- **What is being asked**
Every entry, from the first to the last, should be written out exactly.
--- Records for the task ---
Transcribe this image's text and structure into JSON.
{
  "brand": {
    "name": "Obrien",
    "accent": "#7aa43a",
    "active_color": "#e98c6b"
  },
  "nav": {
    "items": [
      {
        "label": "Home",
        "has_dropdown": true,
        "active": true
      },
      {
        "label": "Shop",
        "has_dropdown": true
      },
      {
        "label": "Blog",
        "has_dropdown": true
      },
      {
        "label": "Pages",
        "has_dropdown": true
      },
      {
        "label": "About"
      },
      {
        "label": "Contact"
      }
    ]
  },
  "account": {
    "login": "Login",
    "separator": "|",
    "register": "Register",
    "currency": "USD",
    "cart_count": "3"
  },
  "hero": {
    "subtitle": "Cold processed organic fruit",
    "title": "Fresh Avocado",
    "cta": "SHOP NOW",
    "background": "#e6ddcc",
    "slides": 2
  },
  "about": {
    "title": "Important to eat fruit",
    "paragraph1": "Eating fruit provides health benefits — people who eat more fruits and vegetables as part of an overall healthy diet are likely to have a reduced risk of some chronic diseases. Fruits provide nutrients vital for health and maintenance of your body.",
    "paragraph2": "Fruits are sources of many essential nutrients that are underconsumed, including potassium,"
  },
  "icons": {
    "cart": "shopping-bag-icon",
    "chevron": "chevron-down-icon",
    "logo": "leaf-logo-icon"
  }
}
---
- **Answer to the exercise**
Transcribe this image's text and structure into JSON.
{
  "brand": {
    "name": "Obrien",
    "accent": "#7aa43a",
    "active_color": "#e98c6b"
  },
  "nav": {
    "items": [
      {
        "label": "Home",
        "has_dropdown": true,
        "active": true
      },
      {
        "label": "Shop",
        "has_dropdown": true
      },
      {
        "label": "Blog",
        "has_dropdown": true
      },
      {
        "label": "Pages",
        "has_dropdown": true
      },
      {
        "label": "About"
      },
      {
        "label": "Contact"
      }
    ]
  },
  "account": {
    "login": "Login",
    "separator": "|",
    "register": "Register",
    "currency": "USD",
    "cart_count": "3"
  },
  "hero": {
    "subtitle": "Cold processed organic fruit",
    "title": "Fresh Avocado",
    "cta": "SHOP NOW",
    "background": "#e6ddcc",
    "slides": 2
  },
  "about": {
    "title": "Important to eat fruit",
    "paragraph1": "Eating fruit provides health benefits — people who eat more fruits and vegetables as part of an overall healthy diet are likely to have a reduced risk of some chronic diseases. Fruits provide nutrients vital for health and maintenance of your body.",
    "paragraph2": "Fruits are sources of many essential nutrients that are underconsumed, including potassium,"
  },
  "icons": {
    "cart": "shopping-bag-icon",
    "chevron": "chevron-down-icon",
    "logo": "leaf-logo-icon"
  }
}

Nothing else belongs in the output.